- [TASK TO COMPLETE]
Copy out each line of the material in which the word "apache" can be found.

┄┄┄┄┄┄┄┄┄┄┄┄┄┄┄┄┄┄┄┄

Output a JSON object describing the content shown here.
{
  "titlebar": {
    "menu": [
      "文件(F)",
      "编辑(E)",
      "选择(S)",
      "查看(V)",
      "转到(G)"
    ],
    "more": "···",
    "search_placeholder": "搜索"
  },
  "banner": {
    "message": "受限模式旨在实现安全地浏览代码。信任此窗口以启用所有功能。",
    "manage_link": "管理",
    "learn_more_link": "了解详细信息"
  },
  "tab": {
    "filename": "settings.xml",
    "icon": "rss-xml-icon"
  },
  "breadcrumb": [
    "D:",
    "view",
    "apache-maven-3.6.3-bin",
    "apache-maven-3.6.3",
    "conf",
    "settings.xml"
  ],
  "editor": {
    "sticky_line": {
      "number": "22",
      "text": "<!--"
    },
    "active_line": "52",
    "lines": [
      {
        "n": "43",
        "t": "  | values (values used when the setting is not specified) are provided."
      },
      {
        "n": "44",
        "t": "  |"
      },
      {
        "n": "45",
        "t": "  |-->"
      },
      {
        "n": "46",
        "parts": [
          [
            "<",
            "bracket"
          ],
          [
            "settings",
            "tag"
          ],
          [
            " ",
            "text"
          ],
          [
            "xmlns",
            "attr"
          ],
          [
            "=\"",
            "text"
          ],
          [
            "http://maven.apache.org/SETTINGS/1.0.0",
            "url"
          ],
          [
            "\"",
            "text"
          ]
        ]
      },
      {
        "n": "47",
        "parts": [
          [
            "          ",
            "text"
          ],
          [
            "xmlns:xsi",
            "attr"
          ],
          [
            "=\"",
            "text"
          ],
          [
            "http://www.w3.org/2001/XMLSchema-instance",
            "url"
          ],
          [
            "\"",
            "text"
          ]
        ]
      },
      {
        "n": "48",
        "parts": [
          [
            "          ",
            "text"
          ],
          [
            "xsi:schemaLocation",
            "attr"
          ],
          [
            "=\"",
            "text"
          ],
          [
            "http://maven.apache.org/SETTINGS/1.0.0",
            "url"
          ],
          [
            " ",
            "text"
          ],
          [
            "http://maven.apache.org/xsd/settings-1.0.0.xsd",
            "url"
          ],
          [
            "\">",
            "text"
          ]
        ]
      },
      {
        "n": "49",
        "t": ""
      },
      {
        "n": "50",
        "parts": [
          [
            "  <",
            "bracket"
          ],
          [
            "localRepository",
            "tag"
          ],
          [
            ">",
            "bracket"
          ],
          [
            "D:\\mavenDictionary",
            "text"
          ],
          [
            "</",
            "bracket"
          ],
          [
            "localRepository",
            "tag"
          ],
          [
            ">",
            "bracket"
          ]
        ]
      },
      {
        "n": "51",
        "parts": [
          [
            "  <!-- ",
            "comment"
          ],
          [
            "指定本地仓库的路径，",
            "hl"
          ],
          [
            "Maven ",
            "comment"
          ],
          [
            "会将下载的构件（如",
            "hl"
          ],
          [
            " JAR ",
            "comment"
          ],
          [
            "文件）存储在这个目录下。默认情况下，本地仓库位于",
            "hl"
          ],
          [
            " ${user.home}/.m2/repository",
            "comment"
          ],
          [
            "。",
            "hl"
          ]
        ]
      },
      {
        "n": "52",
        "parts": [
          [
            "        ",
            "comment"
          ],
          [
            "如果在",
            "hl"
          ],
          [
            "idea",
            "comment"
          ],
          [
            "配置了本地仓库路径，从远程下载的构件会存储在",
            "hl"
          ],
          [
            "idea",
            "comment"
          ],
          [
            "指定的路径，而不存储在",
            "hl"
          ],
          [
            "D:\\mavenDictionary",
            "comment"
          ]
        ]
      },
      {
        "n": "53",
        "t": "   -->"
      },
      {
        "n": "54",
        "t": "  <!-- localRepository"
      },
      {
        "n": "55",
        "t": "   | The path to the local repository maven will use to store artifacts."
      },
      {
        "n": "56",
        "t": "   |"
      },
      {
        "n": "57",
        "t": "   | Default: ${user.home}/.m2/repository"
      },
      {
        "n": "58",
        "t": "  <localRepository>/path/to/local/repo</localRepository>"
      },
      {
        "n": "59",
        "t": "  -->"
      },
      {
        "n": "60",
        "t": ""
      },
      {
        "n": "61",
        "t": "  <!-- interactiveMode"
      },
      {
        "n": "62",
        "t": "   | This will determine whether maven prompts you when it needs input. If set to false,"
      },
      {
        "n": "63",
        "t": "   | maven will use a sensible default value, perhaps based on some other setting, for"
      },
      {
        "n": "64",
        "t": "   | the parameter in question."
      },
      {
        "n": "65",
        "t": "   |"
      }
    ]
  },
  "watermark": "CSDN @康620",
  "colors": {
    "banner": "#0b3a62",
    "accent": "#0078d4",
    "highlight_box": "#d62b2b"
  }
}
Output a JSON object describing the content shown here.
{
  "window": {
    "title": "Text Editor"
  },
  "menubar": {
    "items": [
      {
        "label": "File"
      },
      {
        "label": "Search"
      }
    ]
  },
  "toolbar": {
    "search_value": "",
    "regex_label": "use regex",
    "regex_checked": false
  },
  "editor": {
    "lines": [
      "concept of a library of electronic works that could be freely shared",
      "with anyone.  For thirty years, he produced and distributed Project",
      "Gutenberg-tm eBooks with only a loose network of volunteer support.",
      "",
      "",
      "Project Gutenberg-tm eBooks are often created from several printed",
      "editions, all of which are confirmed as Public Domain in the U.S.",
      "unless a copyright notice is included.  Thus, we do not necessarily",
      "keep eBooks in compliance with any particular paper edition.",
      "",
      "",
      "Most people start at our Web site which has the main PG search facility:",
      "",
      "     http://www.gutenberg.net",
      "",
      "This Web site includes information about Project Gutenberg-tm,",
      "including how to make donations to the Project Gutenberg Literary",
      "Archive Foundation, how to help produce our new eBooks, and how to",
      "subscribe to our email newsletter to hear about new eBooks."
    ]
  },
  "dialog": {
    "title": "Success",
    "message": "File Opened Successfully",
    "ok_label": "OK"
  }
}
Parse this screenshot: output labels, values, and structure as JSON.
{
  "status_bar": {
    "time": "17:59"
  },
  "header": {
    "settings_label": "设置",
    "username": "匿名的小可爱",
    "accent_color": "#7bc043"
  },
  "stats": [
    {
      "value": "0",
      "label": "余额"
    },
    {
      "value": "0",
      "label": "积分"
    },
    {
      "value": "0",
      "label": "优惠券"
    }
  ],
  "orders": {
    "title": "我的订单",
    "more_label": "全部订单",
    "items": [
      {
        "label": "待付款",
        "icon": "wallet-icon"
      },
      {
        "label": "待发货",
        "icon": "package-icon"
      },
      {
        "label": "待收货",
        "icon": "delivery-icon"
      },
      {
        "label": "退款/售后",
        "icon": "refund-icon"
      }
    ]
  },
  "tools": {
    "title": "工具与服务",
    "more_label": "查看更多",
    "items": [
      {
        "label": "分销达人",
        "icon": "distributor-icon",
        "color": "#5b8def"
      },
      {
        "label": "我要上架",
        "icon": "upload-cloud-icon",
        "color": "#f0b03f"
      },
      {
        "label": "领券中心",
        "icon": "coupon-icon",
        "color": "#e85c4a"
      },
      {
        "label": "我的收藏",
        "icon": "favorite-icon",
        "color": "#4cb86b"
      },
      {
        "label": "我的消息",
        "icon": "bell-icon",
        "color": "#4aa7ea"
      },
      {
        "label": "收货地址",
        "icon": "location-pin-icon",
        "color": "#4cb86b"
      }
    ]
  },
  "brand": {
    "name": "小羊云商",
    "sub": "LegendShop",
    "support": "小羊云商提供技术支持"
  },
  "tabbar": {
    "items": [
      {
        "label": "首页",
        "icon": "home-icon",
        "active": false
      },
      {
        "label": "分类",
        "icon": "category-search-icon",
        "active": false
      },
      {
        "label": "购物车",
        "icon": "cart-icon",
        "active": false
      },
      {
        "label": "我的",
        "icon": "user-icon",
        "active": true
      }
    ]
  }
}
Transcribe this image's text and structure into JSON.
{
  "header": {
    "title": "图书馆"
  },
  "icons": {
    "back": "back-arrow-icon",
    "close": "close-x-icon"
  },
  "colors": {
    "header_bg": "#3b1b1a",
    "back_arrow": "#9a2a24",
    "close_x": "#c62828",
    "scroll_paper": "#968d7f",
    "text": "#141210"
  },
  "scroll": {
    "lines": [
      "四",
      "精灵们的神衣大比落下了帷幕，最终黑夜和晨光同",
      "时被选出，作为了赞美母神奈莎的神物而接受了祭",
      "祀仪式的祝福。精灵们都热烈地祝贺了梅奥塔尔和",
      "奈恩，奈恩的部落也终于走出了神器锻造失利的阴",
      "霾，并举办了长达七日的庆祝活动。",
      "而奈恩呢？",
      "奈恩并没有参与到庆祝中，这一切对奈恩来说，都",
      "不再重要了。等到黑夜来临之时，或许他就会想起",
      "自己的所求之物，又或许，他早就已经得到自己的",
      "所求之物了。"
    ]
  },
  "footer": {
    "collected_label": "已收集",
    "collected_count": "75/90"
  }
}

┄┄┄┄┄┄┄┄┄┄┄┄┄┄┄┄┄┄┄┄

- [EXERCISE RESPONSE]
    "apache-maven-3.6.3-bin",
    "apache-maven-3.6.3",
            "http://maven.apache.org/SETTINGS/1.0.0",
            "http://maven.apache.org/SETTINGS/1.0.0",
            "http://maven.apache.org/xsd/settings-1.0.0.xsd",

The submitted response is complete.